SOURCE DATA:
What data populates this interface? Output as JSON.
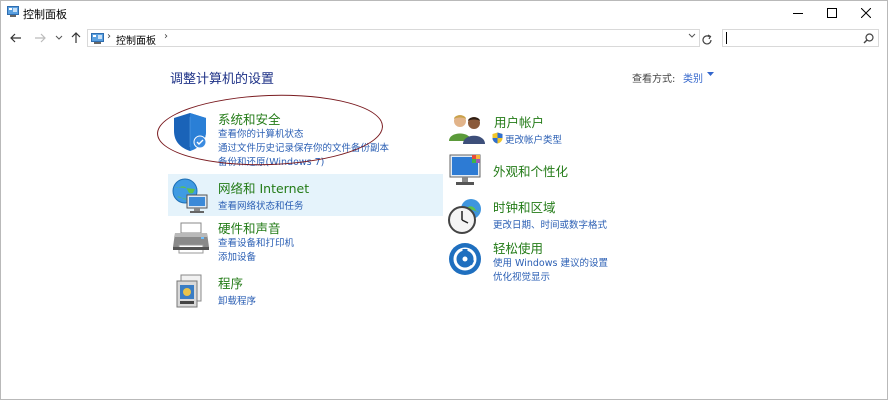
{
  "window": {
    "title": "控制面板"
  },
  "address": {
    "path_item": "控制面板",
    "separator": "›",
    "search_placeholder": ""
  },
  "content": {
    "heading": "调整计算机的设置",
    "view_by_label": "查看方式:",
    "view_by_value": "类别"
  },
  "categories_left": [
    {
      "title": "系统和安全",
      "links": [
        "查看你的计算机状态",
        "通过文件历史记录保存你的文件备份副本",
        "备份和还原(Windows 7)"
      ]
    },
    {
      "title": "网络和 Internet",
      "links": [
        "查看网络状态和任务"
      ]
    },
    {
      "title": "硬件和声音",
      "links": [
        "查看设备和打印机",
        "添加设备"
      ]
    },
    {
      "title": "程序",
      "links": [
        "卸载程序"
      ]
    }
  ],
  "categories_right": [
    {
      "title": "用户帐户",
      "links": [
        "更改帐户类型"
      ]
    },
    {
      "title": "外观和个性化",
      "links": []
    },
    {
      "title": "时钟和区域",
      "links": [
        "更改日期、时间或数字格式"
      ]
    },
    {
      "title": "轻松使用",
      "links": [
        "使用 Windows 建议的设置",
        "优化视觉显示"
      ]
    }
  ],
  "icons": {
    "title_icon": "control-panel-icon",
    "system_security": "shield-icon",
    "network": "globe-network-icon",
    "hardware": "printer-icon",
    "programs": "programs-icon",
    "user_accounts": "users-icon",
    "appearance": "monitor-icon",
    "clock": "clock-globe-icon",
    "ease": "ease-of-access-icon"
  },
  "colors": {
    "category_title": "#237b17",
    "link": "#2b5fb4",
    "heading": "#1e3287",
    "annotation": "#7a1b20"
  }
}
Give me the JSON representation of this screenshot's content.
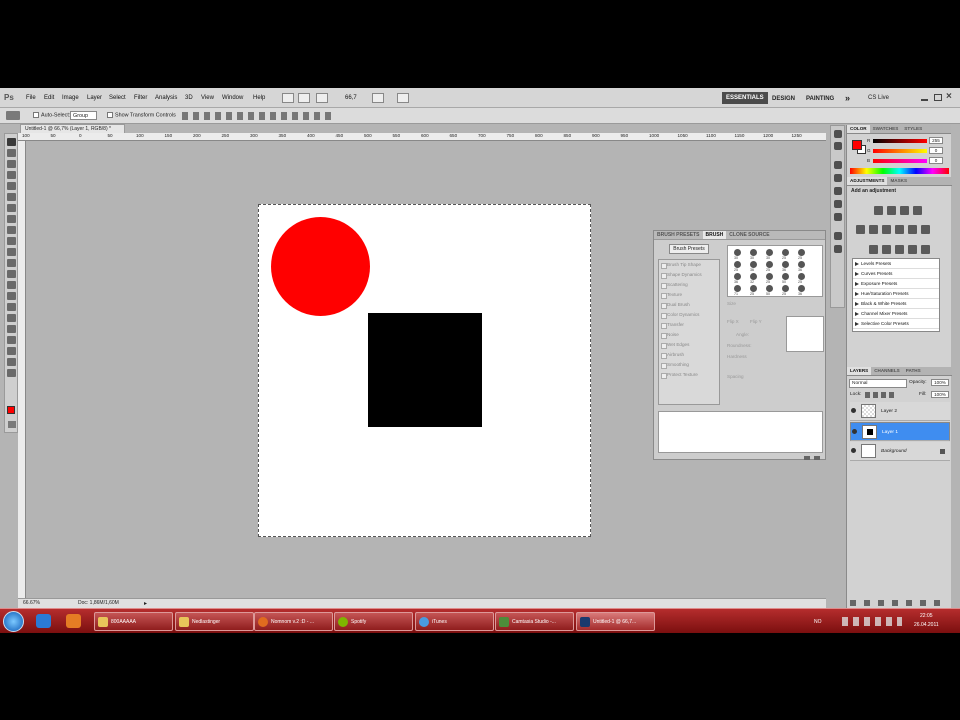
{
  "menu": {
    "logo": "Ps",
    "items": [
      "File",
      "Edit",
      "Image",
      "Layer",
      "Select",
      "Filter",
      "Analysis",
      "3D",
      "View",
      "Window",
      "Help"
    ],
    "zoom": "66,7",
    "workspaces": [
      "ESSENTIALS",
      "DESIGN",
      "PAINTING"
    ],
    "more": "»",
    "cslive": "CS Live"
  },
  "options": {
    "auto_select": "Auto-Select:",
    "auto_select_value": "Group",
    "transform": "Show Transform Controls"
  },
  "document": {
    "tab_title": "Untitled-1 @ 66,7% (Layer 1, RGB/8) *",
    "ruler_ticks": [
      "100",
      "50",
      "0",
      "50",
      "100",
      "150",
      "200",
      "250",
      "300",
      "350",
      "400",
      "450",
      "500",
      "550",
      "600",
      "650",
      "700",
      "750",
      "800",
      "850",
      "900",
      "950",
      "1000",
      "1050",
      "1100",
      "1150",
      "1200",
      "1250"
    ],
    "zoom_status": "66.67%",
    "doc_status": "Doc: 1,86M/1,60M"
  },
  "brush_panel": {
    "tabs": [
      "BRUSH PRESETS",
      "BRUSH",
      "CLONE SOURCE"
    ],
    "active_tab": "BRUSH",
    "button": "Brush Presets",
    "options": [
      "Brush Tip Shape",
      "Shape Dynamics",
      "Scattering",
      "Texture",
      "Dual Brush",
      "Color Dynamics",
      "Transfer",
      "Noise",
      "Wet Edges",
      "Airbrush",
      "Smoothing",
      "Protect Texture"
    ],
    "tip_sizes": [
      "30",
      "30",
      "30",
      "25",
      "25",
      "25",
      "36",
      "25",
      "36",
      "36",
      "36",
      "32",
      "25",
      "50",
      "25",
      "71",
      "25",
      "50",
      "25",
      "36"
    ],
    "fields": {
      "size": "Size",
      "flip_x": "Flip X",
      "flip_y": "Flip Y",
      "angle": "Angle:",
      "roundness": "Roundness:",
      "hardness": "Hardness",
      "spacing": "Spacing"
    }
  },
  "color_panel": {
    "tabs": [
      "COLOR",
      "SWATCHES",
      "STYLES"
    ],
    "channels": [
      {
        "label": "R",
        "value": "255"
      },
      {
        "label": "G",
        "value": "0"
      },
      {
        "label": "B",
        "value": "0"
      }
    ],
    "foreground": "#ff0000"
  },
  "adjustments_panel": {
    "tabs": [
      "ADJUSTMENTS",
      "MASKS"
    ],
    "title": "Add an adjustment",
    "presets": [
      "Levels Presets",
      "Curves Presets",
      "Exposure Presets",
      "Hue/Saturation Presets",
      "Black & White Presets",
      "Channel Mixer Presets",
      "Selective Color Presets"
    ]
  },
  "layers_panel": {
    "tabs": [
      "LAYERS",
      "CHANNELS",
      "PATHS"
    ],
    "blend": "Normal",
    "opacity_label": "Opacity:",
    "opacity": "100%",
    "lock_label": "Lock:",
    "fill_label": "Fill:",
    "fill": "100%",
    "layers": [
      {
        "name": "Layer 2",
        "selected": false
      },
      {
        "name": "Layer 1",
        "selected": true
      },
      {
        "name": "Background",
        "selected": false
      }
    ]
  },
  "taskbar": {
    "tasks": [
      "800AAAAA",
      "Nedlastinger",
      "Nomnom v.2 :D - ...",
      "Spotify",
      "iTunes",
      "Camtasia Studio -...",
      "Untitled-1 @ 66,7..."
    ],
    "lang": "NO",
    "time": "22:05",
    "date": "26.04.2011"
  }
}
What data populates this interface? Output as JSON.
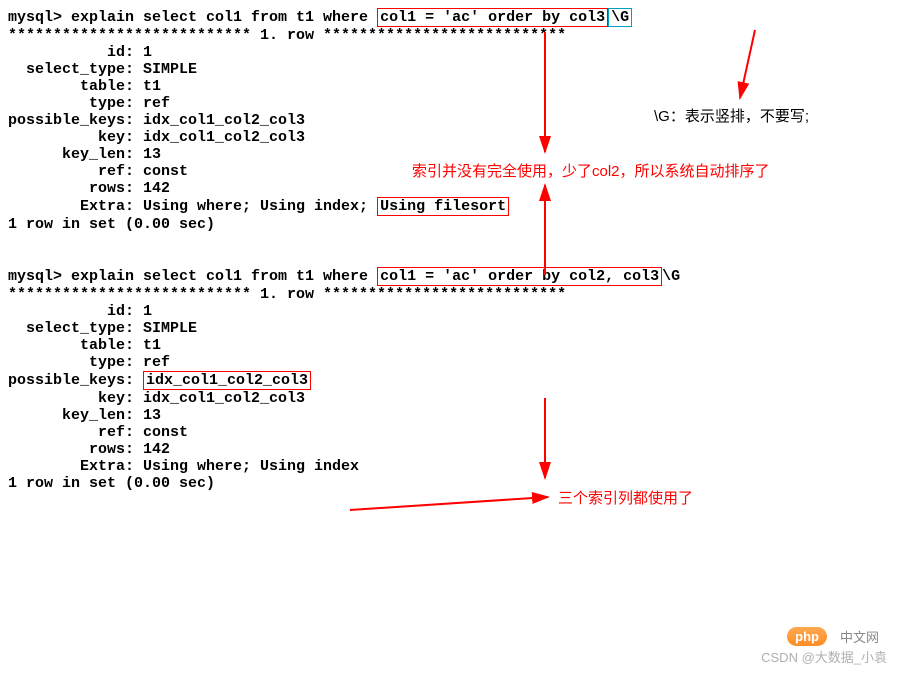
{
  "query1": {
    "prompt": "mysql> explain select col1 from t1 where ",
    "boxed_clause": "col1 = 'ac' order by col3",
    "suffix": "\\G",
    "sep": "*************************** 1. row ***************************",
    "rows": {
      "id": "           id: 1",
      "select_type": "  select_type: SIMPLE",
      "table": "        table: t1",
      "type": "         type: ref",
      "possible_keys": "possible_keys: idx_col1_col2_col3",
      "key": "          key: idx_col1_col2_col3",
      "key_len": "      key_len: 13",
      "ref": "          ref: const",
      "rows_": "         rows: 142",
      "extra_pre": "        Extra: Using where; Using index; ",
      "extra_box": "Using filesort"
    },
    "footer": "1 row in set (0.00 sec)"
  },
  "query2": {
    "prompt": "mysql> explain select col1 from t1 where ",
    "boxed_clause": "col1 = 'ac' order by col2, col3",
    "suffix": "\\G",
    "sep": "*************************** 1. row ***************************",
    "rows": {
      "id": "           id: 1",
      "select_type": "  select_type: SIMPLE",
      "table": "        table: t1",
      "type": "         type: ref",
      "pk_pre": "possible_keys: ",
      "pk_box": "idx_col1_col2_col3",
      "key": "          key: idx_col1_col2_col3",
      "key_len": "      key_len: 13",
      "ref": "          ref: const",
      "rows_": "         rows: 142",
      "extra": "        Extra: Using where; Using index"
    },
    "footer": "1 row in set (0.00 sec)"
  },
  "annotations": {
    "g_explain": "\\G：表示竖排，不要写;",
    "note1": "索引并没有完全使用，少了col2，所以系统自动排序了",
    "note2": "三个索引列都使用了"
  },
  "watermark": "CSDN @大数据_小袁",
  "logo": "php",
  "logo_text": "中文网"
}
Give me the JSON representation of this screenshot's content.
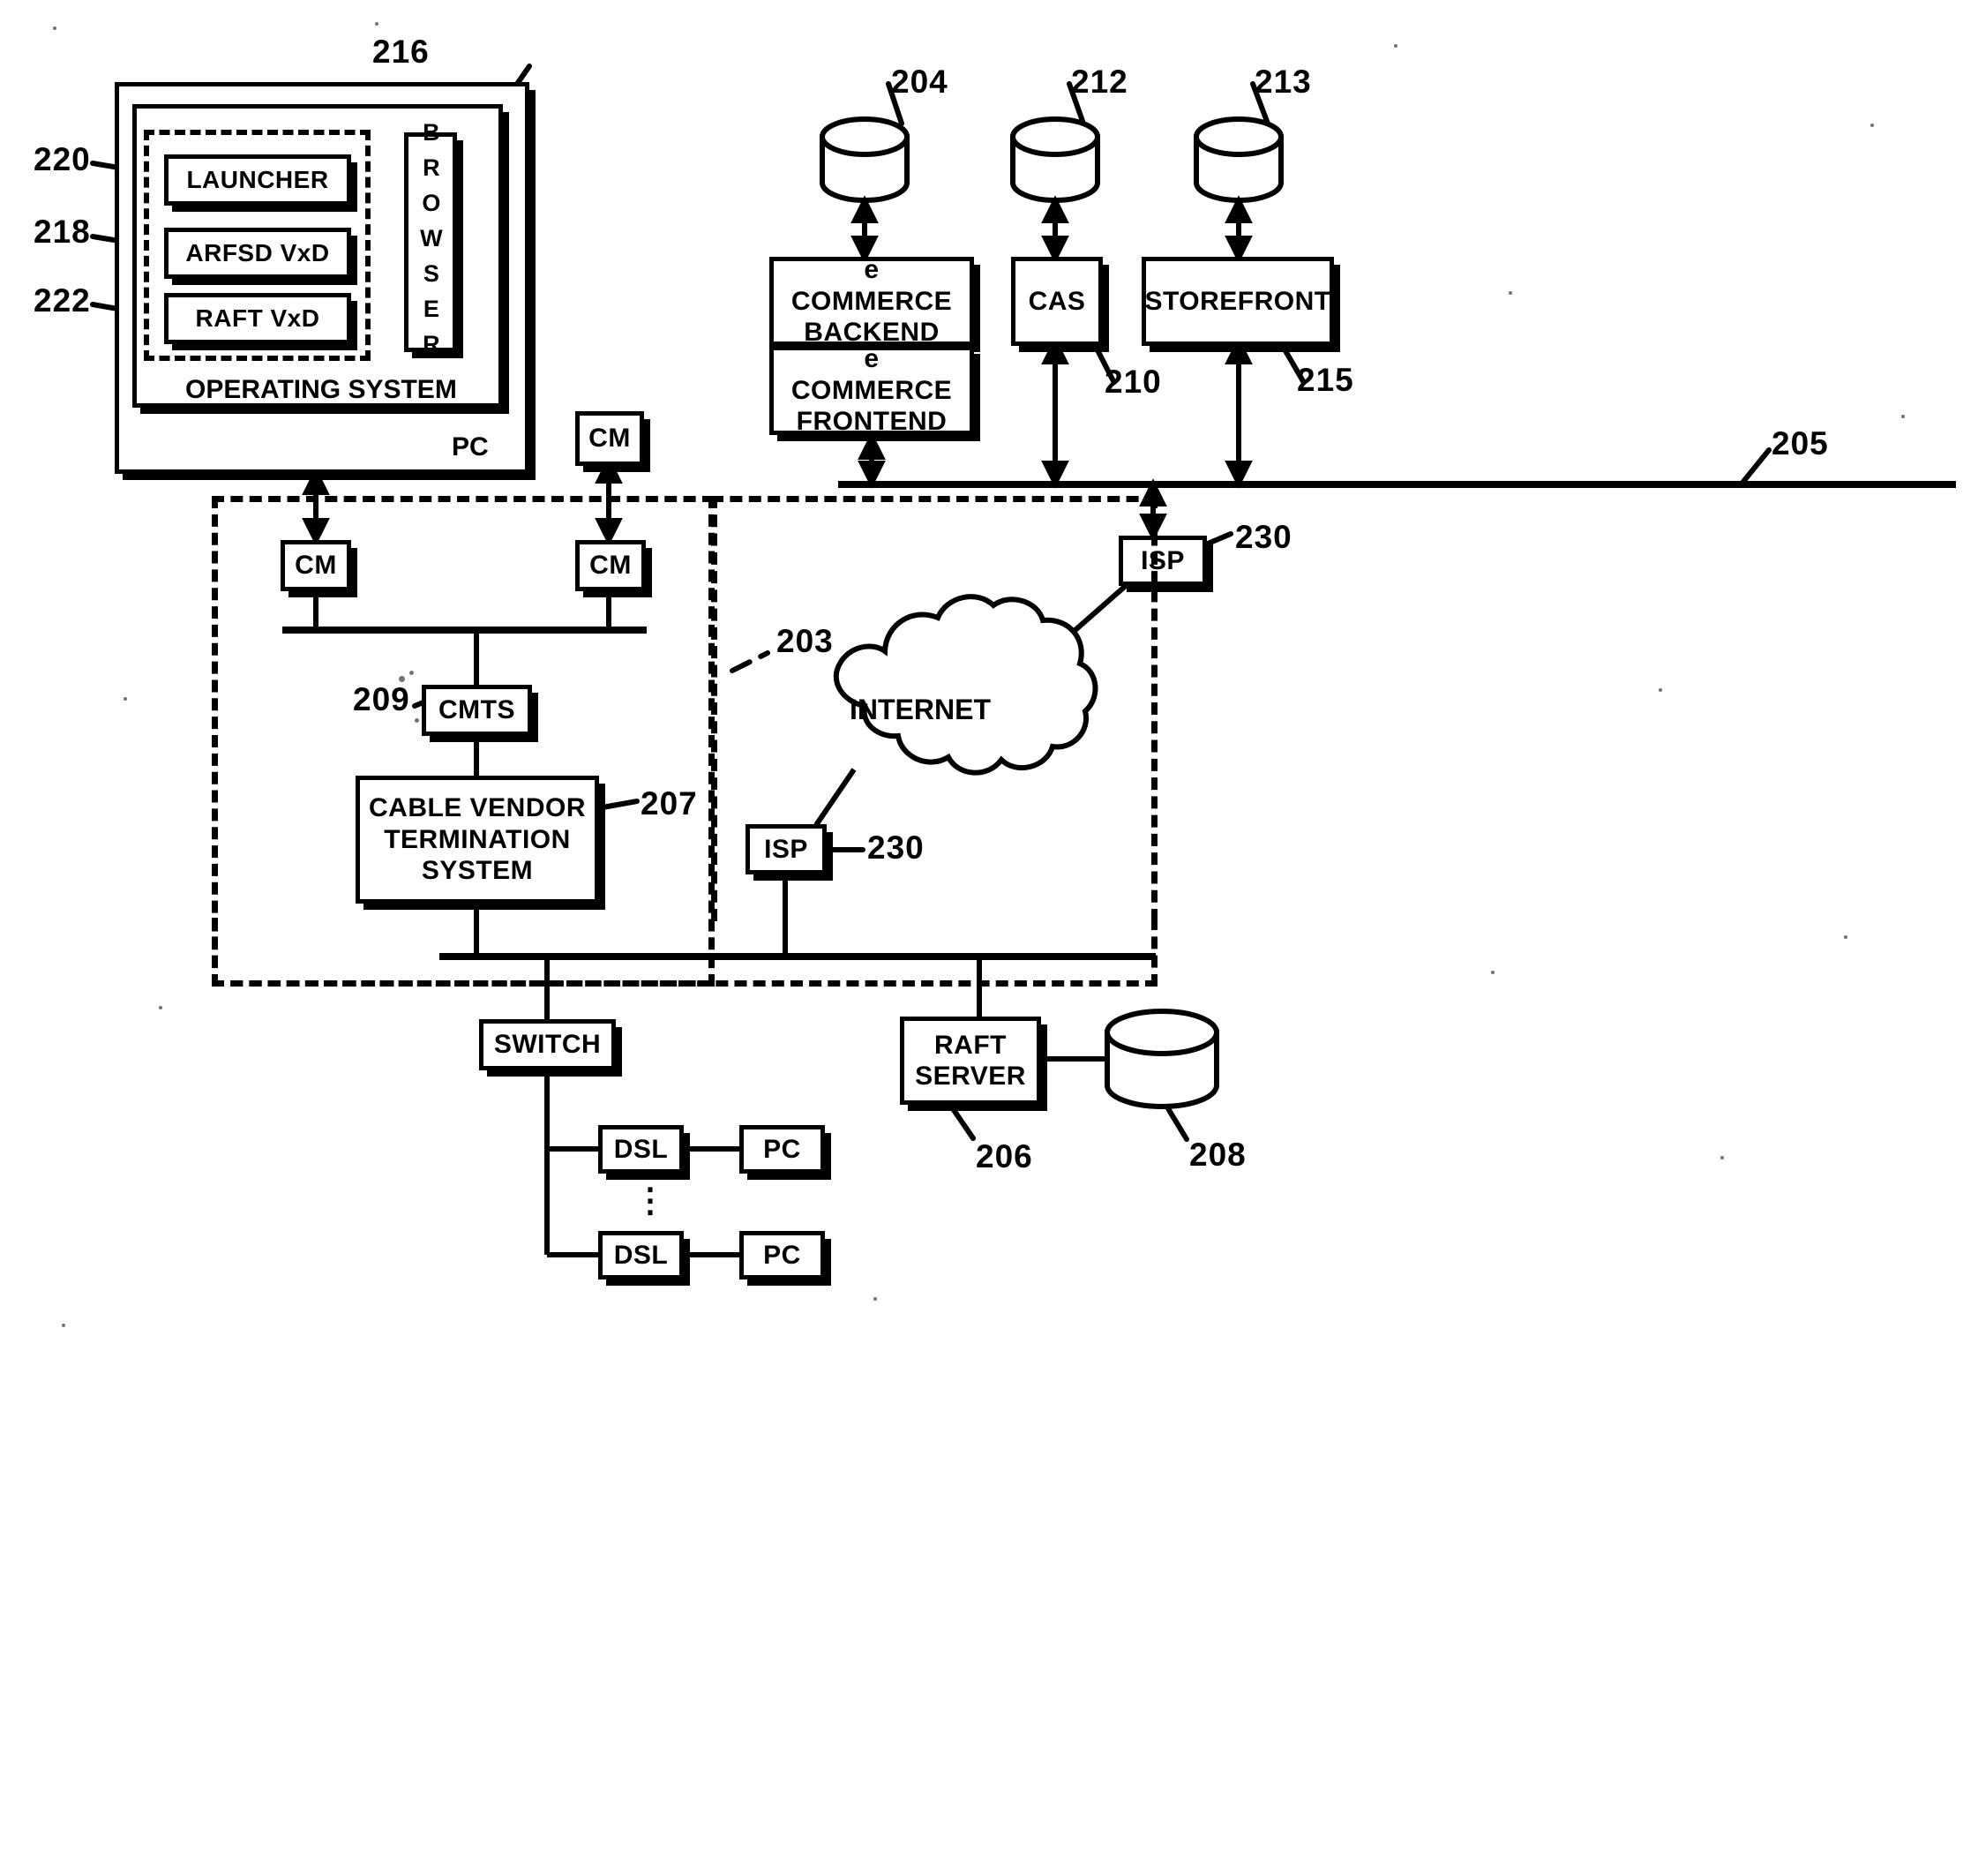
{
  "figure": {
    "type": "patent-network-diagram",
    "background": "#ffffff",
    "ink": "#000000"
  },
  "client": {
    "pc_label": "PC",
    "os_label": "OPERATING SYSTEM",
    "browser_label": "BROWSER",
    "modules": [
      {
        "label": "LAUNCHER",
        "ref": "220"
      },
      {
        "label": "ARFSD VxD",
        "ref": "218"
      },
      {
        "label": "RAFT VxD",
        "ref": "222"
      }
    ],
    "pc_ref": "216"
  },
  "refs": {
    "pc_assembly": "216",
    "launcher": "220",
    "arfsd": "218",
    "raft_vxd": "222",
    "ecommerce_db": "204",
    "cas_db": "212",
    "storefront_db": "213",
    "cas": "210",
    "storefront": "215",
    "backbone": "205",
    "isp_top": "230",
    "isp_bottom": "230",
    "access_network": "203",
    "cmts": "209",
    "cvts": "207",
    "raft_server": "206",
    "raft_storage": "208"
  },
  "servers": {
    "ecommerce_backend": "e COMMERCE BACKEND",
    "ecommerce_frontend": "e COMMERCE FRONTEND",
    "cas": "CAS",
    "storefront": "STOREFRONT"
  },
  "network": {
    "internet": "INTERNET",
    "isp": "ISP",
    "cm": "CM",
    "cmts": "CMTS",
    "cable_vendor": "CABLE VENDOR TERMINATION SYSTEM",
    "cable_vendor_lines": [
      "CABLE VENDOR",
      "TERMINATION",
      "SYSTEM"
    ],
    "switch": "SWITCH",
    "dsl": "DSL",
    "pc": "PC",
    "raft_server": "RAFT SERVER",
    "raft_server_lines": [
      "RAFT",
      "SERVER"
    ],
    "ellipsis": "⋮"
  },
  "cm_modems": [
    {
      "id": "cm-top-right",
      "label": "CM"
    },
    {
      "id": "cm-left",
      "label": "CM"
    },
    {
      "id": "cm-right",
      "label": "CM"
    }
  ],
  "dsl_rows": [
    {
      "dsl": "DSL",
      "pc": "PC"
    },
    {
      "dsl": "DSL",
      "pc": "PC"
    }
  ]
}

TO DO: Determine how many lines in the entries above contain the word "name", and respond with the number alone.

YOUR SOLUTION: 3